A large body of research has identified a number of factors that underlie adolescent sexual and contraceptive behavior, pregnancy, and childbearing. Several recent reports summarize these studies.(1) Moore and colleagues consider five types of influences that contribute to these behaviors: biological; family, peer, partner and sibling; community; policy; and media. Among the many factors in each of these categories, they identify four that are most predictive of early pregnancy and childbearing: poverty, early school failure, early behavior problems, and family problems.(2)

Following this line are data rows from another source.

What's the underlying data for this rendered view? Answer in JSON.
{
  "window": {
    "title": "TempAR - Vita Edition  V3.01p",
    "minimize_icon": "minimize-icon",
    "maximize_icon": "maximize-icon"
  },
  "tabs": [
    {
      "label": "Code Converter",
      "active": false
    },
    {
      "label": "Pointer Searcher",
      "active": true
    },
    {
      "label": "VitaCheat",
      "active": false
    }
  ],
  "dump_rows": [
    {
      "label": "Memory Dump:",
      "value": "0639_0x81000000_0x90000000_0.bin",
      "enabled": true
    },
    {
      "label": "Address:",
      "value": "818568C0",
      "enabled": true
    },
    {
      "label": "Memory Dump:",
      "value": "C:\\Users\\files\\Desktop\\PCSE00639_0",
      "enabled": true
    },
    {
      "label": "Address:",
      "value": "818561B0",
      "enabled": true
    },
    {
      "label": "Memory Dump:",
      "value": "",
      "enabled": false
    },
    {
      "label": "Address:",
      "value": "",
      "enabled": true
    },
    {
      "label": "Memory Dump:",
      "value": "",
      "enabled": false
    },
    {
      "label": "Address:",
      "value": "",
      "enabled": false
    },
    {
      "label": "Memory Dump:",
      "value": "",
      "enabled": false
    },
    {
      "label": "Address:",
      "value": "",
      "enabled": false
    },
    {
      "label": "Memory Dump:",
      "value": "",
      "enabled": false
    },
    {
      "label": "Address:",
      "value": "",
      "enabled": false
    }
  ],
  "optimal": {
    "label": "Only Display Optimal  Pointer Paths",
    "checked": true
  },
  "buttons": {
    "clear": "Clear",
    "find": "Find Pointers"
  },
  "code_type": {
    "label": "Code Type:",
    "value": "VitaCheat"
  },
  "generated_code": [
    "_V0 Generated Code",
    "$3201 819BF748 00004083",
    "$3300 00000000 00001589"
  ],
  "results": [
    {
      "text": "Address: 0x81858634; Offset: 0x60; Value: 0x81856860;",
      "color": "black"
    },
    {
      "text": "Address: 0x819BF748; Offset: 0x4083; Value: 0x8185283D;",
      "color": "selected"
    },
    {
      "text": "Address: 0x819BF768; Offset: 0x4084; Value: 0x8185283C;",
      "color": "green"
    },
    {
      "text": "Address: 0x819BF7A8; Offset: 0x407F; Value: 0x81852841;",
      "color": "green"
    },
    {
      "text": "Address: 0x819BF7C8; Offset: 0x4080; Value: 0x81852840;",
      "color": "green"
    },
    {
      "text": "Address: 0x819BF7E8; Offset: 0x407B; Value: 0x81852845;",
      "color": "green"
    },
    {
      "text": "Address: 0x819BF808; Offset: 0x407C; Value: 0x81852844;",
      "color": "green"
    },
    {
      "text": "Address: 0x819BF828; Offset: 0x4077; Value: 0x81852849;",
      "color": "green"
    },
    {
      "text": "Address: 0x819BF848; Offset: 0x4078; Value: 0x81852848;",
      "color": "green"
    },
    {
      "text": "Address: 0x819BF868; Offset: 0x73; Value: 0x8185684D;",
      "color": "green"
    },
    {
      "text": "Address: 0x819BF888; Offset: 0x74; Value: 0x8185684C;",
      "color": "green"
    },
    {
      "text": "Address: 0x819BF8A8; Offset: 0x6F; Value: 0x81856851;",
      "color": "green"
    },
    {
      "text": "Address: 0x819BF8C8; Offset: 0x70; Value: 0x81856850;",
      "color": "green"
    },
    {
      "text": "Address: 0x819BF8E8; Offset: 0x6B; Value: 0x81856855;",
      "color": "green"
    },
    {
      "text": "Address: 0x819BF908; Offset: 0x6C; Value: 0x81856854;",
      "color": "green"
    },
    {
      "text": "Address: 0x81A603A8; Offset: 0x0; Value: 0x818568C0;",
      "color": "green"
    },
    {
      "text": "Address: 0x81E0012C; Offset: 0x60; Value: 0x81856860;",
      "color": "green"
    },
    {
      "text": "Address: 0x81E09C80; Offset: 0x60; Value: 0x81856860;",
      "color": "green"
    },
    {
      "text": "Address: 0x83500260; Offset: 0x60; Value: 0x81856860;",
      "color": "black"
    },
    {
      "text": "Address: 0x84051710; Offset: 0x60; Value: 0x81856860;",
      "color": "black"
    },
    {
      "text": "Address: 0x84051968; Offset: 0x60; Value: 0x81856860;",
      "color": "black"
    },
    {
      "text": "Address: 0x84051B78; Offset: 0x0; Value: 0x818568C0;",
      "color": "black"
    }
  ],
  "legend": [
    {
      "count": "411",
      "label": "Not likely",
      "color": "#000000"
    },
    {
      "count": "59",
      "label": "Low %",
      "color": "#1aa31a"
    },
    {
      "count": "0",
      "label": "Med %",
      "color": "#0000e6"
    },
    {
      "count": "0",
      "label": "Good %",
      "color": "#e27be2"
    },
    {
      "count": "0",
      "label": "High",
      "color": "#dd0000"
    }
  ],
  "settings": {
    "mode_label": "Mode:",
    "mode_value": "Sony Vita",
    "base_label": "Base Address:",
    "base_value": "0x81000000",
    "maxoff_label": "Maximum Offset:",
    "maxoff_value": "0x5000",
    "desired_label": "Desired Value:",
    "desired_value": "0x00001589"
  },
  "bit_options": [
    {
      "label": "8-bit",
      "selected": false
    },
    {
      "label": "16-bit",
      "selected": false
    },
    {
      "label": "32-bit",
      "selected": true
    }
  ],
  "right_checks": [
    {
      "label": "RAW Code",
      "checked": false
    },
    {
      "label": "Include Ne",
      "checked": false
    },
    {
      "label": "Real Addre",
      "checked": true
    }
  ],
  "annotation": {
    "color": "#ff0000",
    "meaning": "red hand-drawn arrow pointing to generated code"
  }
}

Kirby provides a three-part framework for organizing factors underlying teen pregnancy and childbearing. There are biological antecedents, including gender, age, testosterone level, and timing of puberty. Research has shown that these factors are causally related to adolescent sexual and contraceptive behavior and pregnancy, and they have moderate effects. A second group of antecedents can be viewed as manifestations of social disorganization or disadvantage. These include factors in the community and the family: violent crime, poverty, unemployment, family marital disruption, parents' lack of education, mother's and/or sister's being an adolescent mother, poor child rearing practice, lack of parental support and/or supervision, and inappropriate sexual pressure or abuse. The second group also includes factors in the individual teen: lack of religious affiliation, drug and alcohol use, aggressiveness, engaging in other problem behaviors and deviance, delinquency, poor educational performance, low educational expectations, low expectations for the future, and external locus of control. Research has shown that these factors are associated with adolescent sexual behavior and pregnancy-some strongly, some weakly, some in varying degree depending on the study. A third group of antecedents are attitudes and beliefs about sexual behavior, pregnancy and childbearing; these include beliefs, personal values, and perceived norms and intentions. Research has shown that most of these factors are weakly or moderately associated with sexual behavior and pregnancy, with some variation from study to study.

This large, complicated, and interrelated accumulation of factors suggests that the course that leads to adolescent sexual activity, contraceptive use, pregnancy, and childbearing is complex. Kirby concludes that "not merely one or two, but a multitude of antecedents are related to one or more sexual or contraceptive behaviors, pregnancy and childbearing, including characteristics of the teens themselves, their peers and sexual partners, their families and their communities and states. No single one of these antecedents is highly related to behavior; rather, each of many antecedents is weakly (or, in some instances, moderately) related to behavior."(3)